Briefly; when a computer requests a URL or access to one of these undesired domains by sending a DNS query request, which could be even triggered by a malware/spyware, a customized response is sent by your DNS Server, thus enforcing and controlling access to the listed domains. 

Introduction

One of the essential and critical techniques for mitigating, identifying, and preventing malwares/spywares among users is through the use of DNS, which can be configured with custom/synthesized responses such as redirection, blocking, and reporting.

Most commonly this will be achieve by importing the blacklisted or undesired domains into an Internal DNS Server. It can even be implemented on a DNS Caching Server, which will act as Authoritative DNS for only the undesired / blacklisted domains and Zones.

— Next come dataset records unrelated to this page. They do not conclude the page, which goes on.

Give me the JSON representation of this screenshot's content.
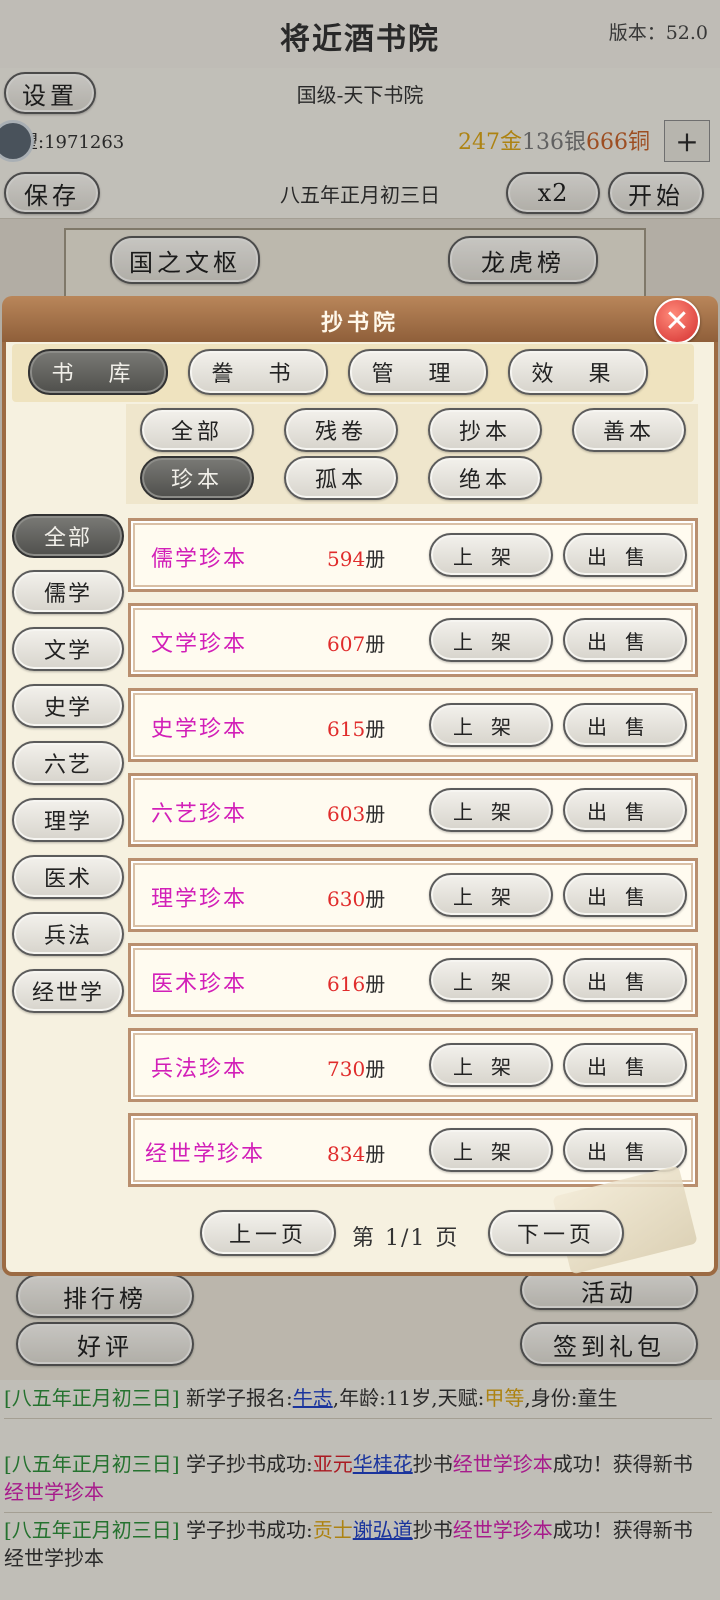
{
  "header": {
    "title": "将近酒书院",
    "version": "版本：52.0"
  },
  "settings_label": "设置",
  "rank_text": "国级-天下书院",
  "prestige": "望:1971263",
  "currency": {
    "gold": "247金",
    "silver": "136银",
    "copper": "666铜",
    "plus": "+"
  },
  "save_label": "保存",
  "date": "八五年正月初三日",
  "speed_label": "x2",
  "start_label": "开始",
  "scene_buttons": {
    "left": "国之文枢",
    "right": "龙虎榜"
  },
  "modal": {
    "title": "抄书院",
    "close": "✕",
    "tabs": [
      "书 库",
      "誊 书",
      "管 理",
      "效 果"
    ],
    "filters": [
      "全部",
      "残卷",
      "抄本",
      "善本",
      "珍本",
      "孤本",
      "绝本"
    ],
    "categories": [
      "全部",
      "儒学",
      "文学",
      "史学",
      "六艺",
      "理学",
      "医术",
      "兵法",
      "经世学"
    ],
    "books": [
      {
        "name": "儒学珍本",
        "count": "594",
        "unit": "册"
      },
      {
        "name": "文学珍本",
        "count": "607",
        "unit": "册"
      },
      {
        "name": "史学珍本",
        "count": "615",
        "unit": "册"
      },
      {
        "name": "六艺珍本",
        "count": "603",
        "unit": "册"
      },
      {
        "name": "理学珍本",
        "count": "630",
        "unit": "册"
      },
      {
        "name": "医术珍本",
        "count": "616",
        "unit": "册"
      },
      {
        "name": "兵法珍本",
        "count": "730",
        "unit": "册"
      },
      {
        "name": "经世学珍本",
        "count": "834",
        "unit": "册"
      }
    ],
    "shelve_label": "上架",
    "sell_label": "出售",
    "prev_label": "上一页",
    "next_label": "下一页",
    "page_info": "第 1/1 页"
  },
  "bottom_buttons": {
    "ranking": "排行榜",
    "activity": "活动",
    "review": "好评",
    "signin": "签到礼包"
  },
  "logs": [
    {
      "date": "[八五年正月初三日]",
      "p1": " 新学子报名:",
      "name": "牛志",
      "p2": ",年龄:11岁,天赋:",
      "talent": "甲等",
      "p3": ",身份:童生"
    },
    {
      "date": "[八五年正月初三日]",
      "p1": " 学子抄书成功:",
      "title": "亚元",
      "name": "华桂花",
      "p2": "抄书",
      "book": "经世学珍本",
      "p3": "成功！获得新书",
      "book2": "经世学珍本"
    },
    {
      "date": "[八五年正月初三日]",
      "p1": " 学子抄书成功:",
      "title": "贡士",
      "name": "谢弘道",
      "p2": "抄书",
      "book": "经世学珍本",
      "p3": "成功！获得新书经世学抄本"
    }
  ]
}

Yet using a DNS Caching Server in this case will prevent you from identifying the source IP addresses and devices sending the DNS query requests. 

The DNS Server, which will be used, could also be configured as a “primary” or “master” resolver for domains associated with malicious malware, spyware, botnets, or any other domains that you need to control.

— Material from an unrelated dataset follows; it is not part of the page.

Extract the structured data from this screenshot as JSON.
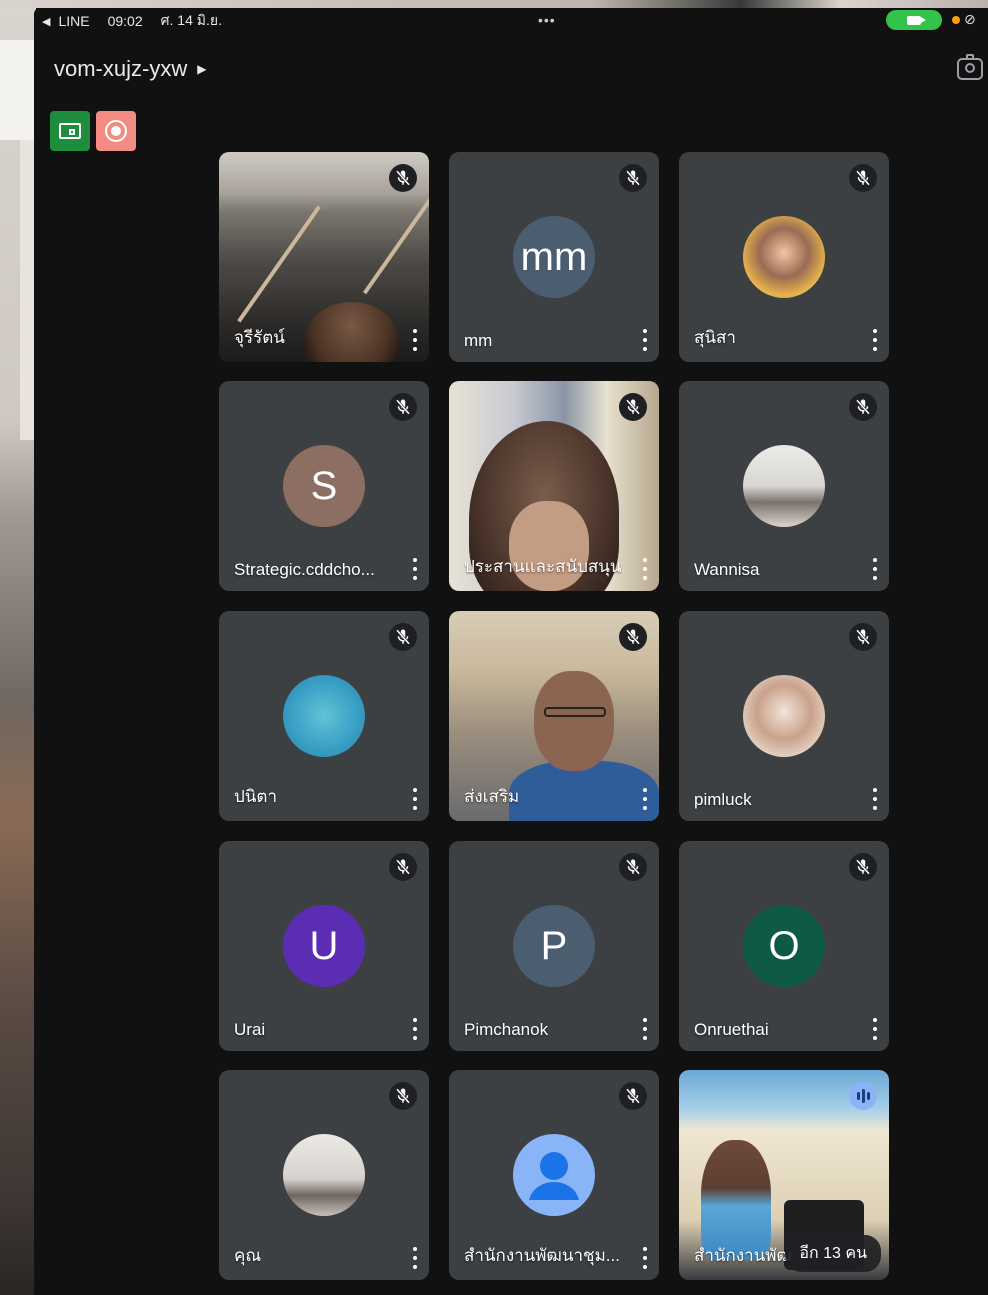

The DNS server will be “Authoritative” for these zones, which will answer the query instead of forwarding or recursion them with other DNS servers.


Once the domains that you need to control are added to your DNS Server, the requested clients will start receiving a custom response that you have specified.

These custom responses can be resolved to IP addresses that relates to one of the following:

1) A loopback address (127.0.0.1) or 0.0.0.0
2) An internal Web Portal or a Wall Garden configured to “redirect” all web requests to a warning web page.

3) An existing security device such as an IPS, IDS, Next-Generation Firewall, Honeypot….etc

4) A reporting solution such as a logging system, packet analyzer, SIEM, etc such that it will identify the device trying to access the listed domains.  

The last two options have the added advantage of logging the requesting device for inspection as well as enable an IPS, NG-FW, or IDS system to continue monitoring suspension traffic.

This is also commonly known as DNS RPZ (Response Policy Zone).

 

DNS RPZ Overview

 

DNS RPZ is a technology developed by ISC available since Bind version 9.8. Network administrators can use DNS RPZ to essentially stop malware-infected hosts from reaching their command and control (C&C) servers by blocking DNS resolution to known malicious hosts and sites. This effectively turns a recursive DNS server into a DNS firewall. In fact, many people refer to DNS RPZ as the “DNS Firewall.” Various ISPs are testing and implementing this to provide additional protection to their customers.

Note: DNS RPZ will block DNS resolution, machines connecting to the C&C via IP address will not be blocked.

The following figure provides an overview of how DNS RPZ works.

RPZ-overview1

In this figure, a client performs a few DNS queries. It first queries for a good domain (example.com) and the corporate server receives the normal DNS response from the upstream DNS server. This client also queries for a malicious domain (malicious-domain.com) and also for a domain called someotherwebsite.com. Enterprises can have their own (local) DNS RPZ to block any other domains/websites that are not allowed because of corporate policies. In this example the corporate DNS server has a local RPZ configured to block “someotherwebsite.com” and it also receives information about “malicious-domain.com” from the external DNS RPZ. There are organizations such as Spamhaus.org and SURBL that provide RPZ services that organizations can subscribe to.

Note: DNS zone transfers can be full transfers (AXFR) and incremental (IXFR). AXFR zone transfers are defined in RFC 5936 and IXFR is defined in RFC 1995.

The “reputation-based” zones, via RPZ responses, will send back either non existent domain (NXDOMAIN) or a pointer to a “walled-garden” where you can point the user to clean up their workstation or direct them through any other specific instructions.